Arnold confirmed that Broyles isn't in hospice care, but "on" hospice, after several Twitter posts suggested otherwise, according to Kersey.
"That little word makes a big difference," Arnold said. "When you go into hospice, you're talking very little life expectancy left. You're in a facility. That is end of life.
"But you can sign up for hospice and they can come to your house for six months. Sometimes people will graduate off of hospice. This is more quality of life management."
Arnold also confirmed that Broyles was in good spirits despite the setback.
"He's really happy," she said. "Really enjoying talking about football and all those things.
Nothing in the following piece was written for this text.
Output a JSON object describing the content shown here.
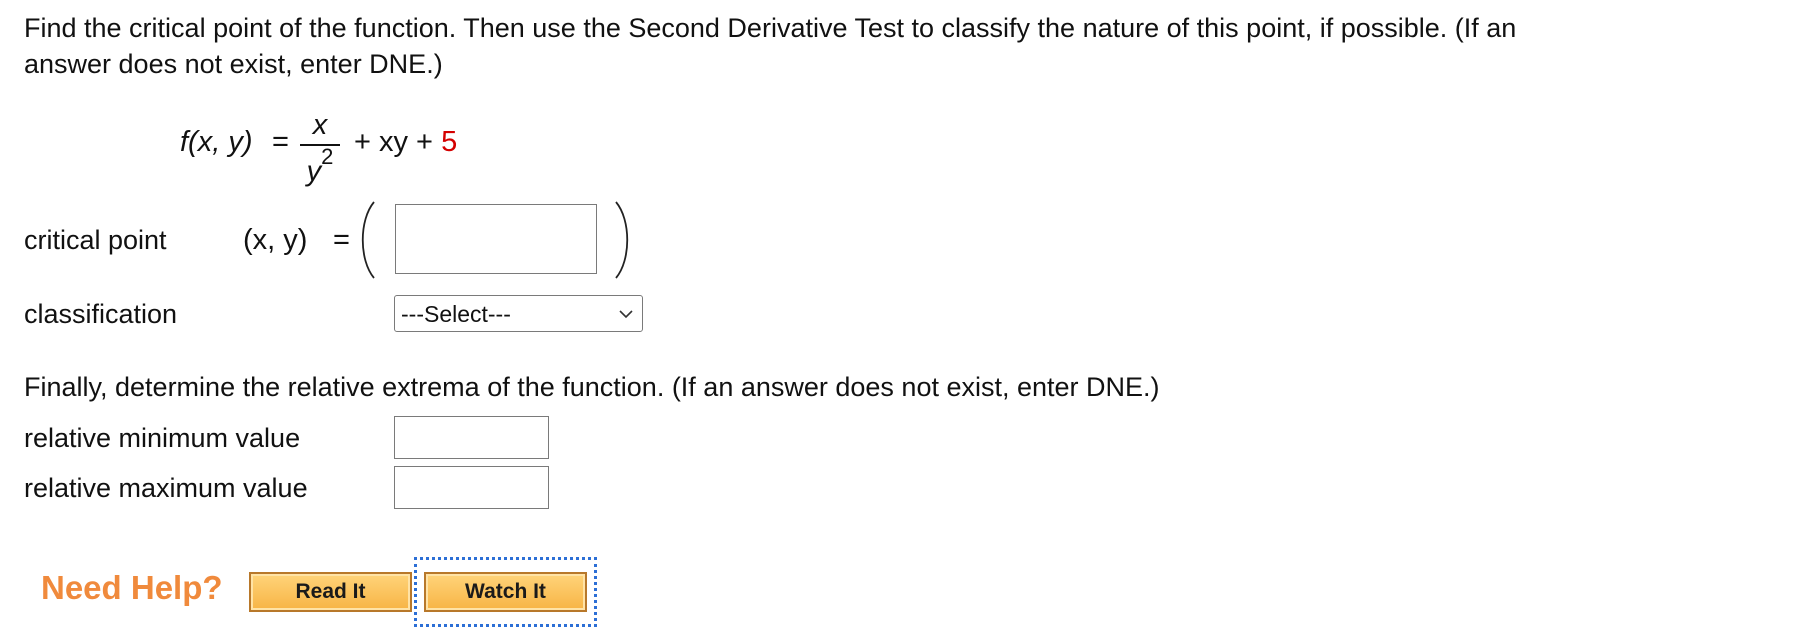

He's really happy and enjoying life."
Broyles achieved a high level of success on the sidelines, leading the Razorbacks to a 144-58-5 record from 1958-76, and winning seven conference championships and a national title in 1964.
He was named athletic director at Arkansas in 1974, a position he held until 2007. The annual award for the top assistant coach in the nation also bears his namesake, with a list of winners including current head coaches Lincoln Riley (Oklahoma), Tom Herman (Texas), Pat Narduzzi (Pittsburgh), Gus Malzahn (Auburn), and Kirby Smart (Georgia).